Adopt the mindset of an 18 year old West Point cadet.
I dare you – in fact, I double dog dare you - to count the number of excuses you make this week. If you pay attention, I think you will be shocked.
When things get difficult, too many people quit too soon because they are too quick to embrace their own excuses. Without an excuse, the effort put into explaining a failure becomes time and effort used to solve the problem. Without excuses, people see obstacles as movable, solvable, and avoidable.
At West Point, excuses were forbidden. I was 18 years old and had a hard time with that concept. But what I learned was that when I eliminated excuses from my vocabulary, I no longer had a safety net if things didn’t work out.
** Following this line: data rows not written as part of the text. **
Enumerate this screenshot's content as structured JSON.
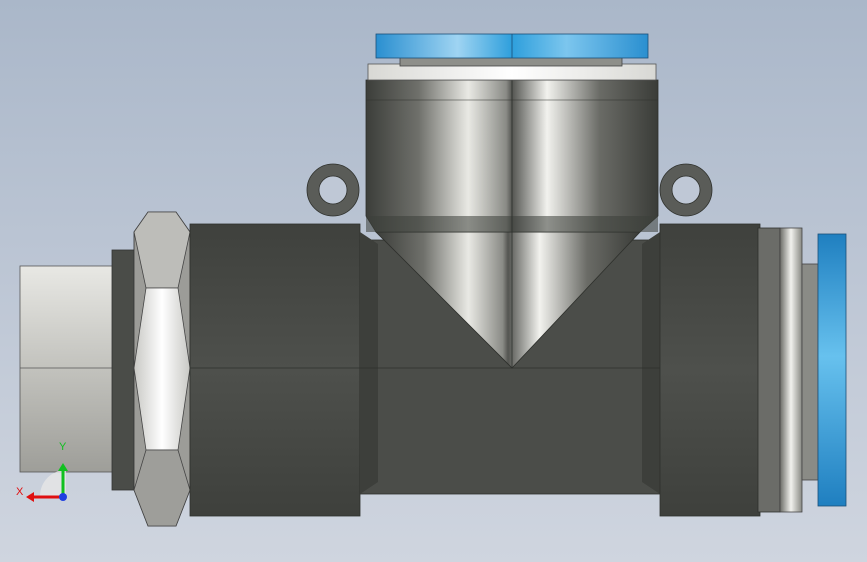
{
  "view": {
    "background_top": "#aab7c9",
    "background_bottom": "#cfd5df"
  },
  "model": {
    "type": "tee push-in fitting with threaded branch and hex nut",
    "colors": {
      "body": "#4e504c",
      "collet": "#3f9fd6",
      "chrome": "#e8e8e4",
      "nut": "#cfcfcc"
    }
  },
  "triad": {
    "x_label": "X",
    "y_label": "Y",
    "x_color": "#e01010",
    "y_color": "#10c020",
    "z_color": "#2040e0"
  }
}
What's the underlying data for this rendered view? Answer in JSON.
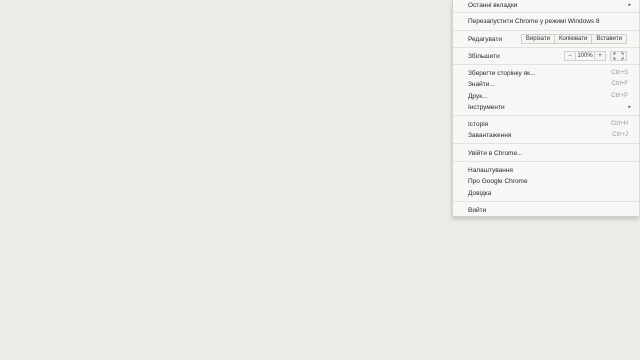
{
  "menu": {
    "recent_tabs": "Останні вкладки",
    "relaunch": "Перезапустити Chrome у режимі Windows 8",
    "edit_label": "Редагувати",
    "cut": "Вирізати",
    "copy": "Копіювати",
    "paste": "Вставити",
    "zoom_label": "Збільшити",
    "zoom_minus": "−",
    "zoom_value": "100%",
    "zoom_plus": "+",
    "save_page": "Зберегти сторінку як...",
    "save_page_shortcut": "Ctrl+S",
    "find": "Знайти...",
    "find_shortcut": "Ctrl+F",
    "print": "Друк...",
    "print_shortcut": "Ctrl+P",
    "tools": "Інструменти",
    "history": "Історія",
    "history_shortcut": "Ctrl+H",
    "downloads": "Завантаження",
    "downloads_shortcut": "Ctrl+J",
    "sign_in": "Увійти в Chrome...",
    "settings": "Налаштування",
    "about": "Про Google Chrome",
    "help": "Довідка",
    "exit": "Вийти"
  },
  "icons": {
    "submenu_arrow": "chevron-right-icon",
    "fullscreen": "fullscreen-icon"
  },
  "colors": {
    "background": "#ebebe7",
    "menu_background": "#f7f7f5",
    "shortcut_text": "#9a9a9a"
  }
}
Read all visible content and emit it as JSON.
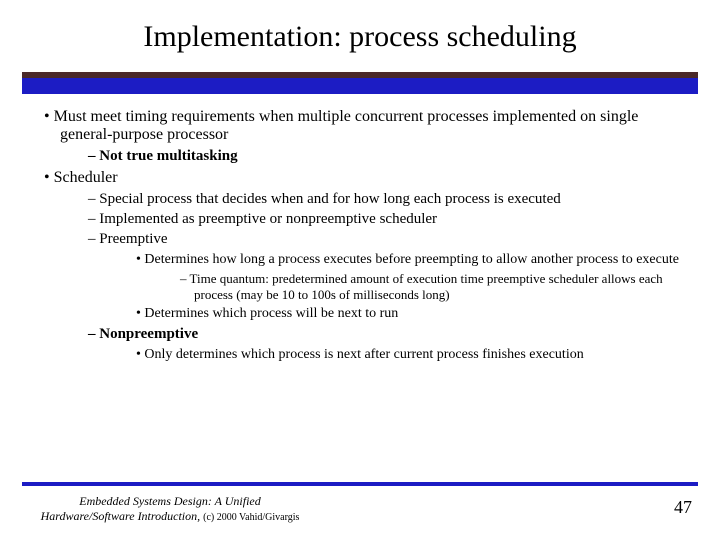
{
  "title": "Implementation: process scheduling",
  "bullets": {
    "b1": "Must meet timing requirements when multiple concurrent processes implemented on single general-purpose processor",
    "b1_1": "Not true multitasking",
    "b2": "Scheduler",
    "b2_1": "Special process that decides when and for how long each process is executed",
    "b2_2": "Implemented as preemptive or nonpreemptive scheduler",
    "b2_3": "Preemptive",
    "b2_3_1": "Determines how long a process executes before preempting to allow another process to execute",
    "b2_3_1_1": "Time quantum: predetermined amount of execution time preemptive scheduler allows each process (may be 10 to 100s of milliseconds long)",
    "b2_3_2": "Determines which process will be next to run",
    "b2_4": "Nonpreemptive",
    "b2_4_1": "Only determines which process is next after current process finishes execution"
  },
  "footer": {
    "line1": "Embedded Systems Design: A Unified",
    "line2_prefix": "Hardware/Software Introduction, ",
    "attribution": "(c) 2000 Vahid/Givargis"
  },
  "page_number": "47"
}
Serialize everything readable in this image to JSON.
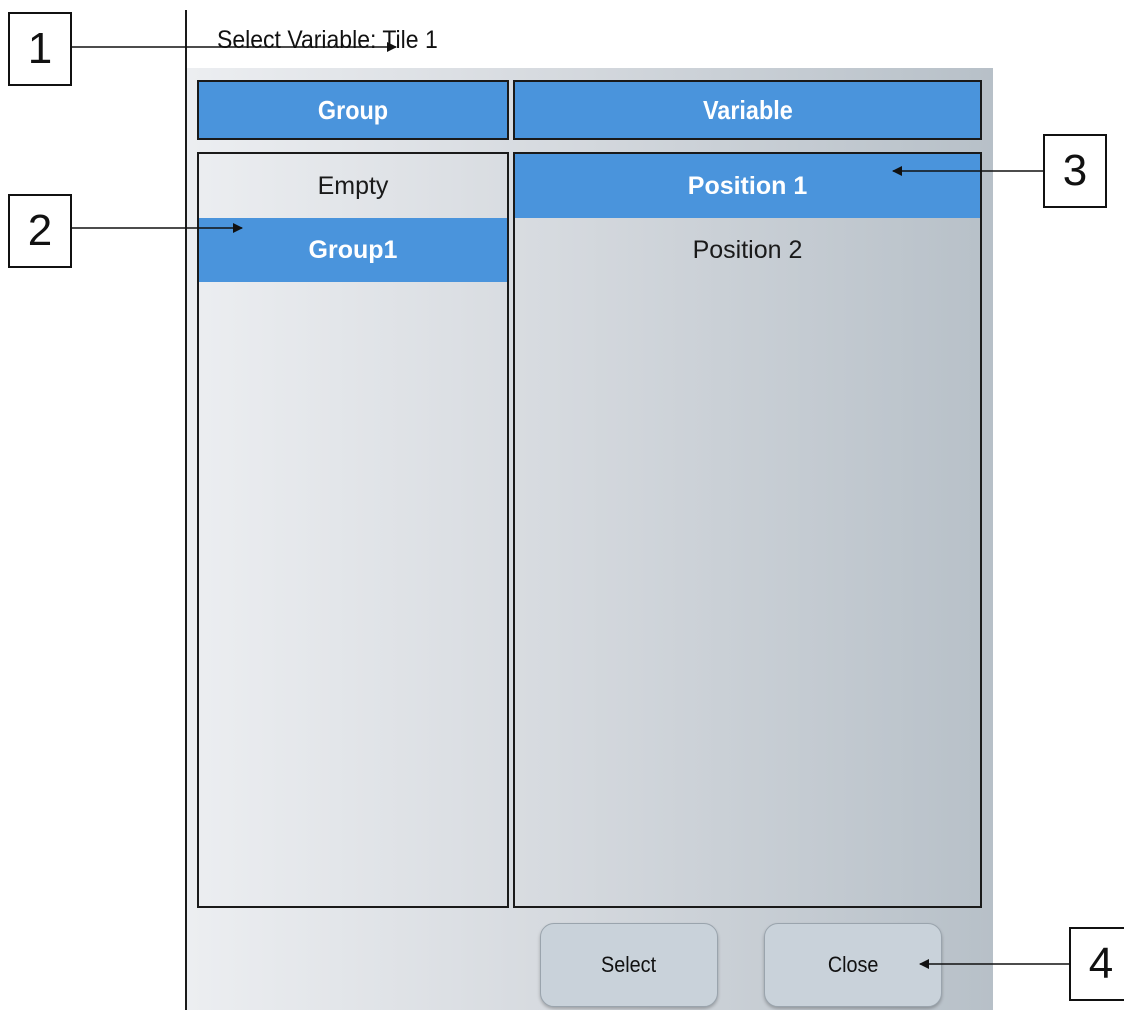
{
  "dialog": {
    "title": "Select Variable: Tile 1",
    "group_header": "Group",
    "variable_header": "Variable",
    "groups": [
      {
        "label": "Empty",
        "selected": false
      },
      {
        "label": "Group1",
        "selected": true
      }
    ],
    "variables": [
      {
        "label": "Position 1",
        "selected": true
      },
      {
        "label": "Position 2",
        "selected": false
      }
    ],
    "select_label": "Select",
    "close_label": "Close"
  },
  "callouts": [
    "1",
    "2",
    "3",
    "4"
  ],
  "colors": {
    "accent": "#4a94dc",
    "border": "#1a1a1a",
    "button": "#c9d2da"
  }
}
When I realized I couldn’t fall back on my safety net, I began to plan better. I began to evaluate what could go wrong and plan for those situations. When something did go wrong, I went immediately to problem solving and forgot about blame shifting. That caused me to face an obstacle, see failure as a short term set back, and keep pushing forward. If excuses were possible, I would probably have quit before a solution was found.
Excuses are a problem for many people that limit their growth, damage their careers, and hurt their reputation.
Excuses affect Growth: Excuses usually shift blame to circumstances or to other people. When we do that, we are basically saying that we couldn’t have controlled what happened. We have no responsibility and therefore we have nothing to learn. Excuses cause us to stop short of looking for what we could have done better and learning from those lessons.
Excuses affect Careers: Excuses cause us to stop short of solving problems. We may hit an obstacle and try to get through it once or twice. But after that, excuses convince us to protect ourselves. We communicate our excuses to peers and superiors. We tell them of the problems we’ve encountered and justify our lack of progress. Unfortunately for the excuse makers, it is the problem-solvers who add value to the team, and therefore see their careers continue to grow.
Excuses affect Reputation: Excuses become part of who we are. They are a habit. Each time we voice an excuse, it becomes easier to rely on an excuse again with the next obstacle we face. People will notice if we consistently make excuses. In their eyes, we don’t put in the effort to solve problems, and therefore we are unreliable. That is a reputation that will follow us in both our personal and professional lives.
Defeating Your Excuse Habit
At West Point, “No excuse, sir/ma’am!” was a statement that was drilled into our vocabulary and eventually into our way of operating. This is my proposal to you. Adopt the mindset of an 18 year old West Point cadet. Don’t make excuses. Seize responsibility instead. Don’t let your old habit of making excuses hurt your growth, your career, or your reputation.
Without the safety net excuses provide, you will grow. You will catch the attention of people who matter. You will be seen as someone who gets things done and can be relied upon. Eliminating excuses is one of the easiest ways to exercise your Duty and to become the Leader of Character you were designed to be.
Dig Deep Questions
What excuses did you make in the last week?
What obstales are you going to face in the coming weeks for which you need to proactively elimate excuses?
Here is a quick assessment that will take you 5 minutes to figure it out. Nobody will ever see your results but you.
Warning: If you are not going to be honest with yourself this is a worthless assessment.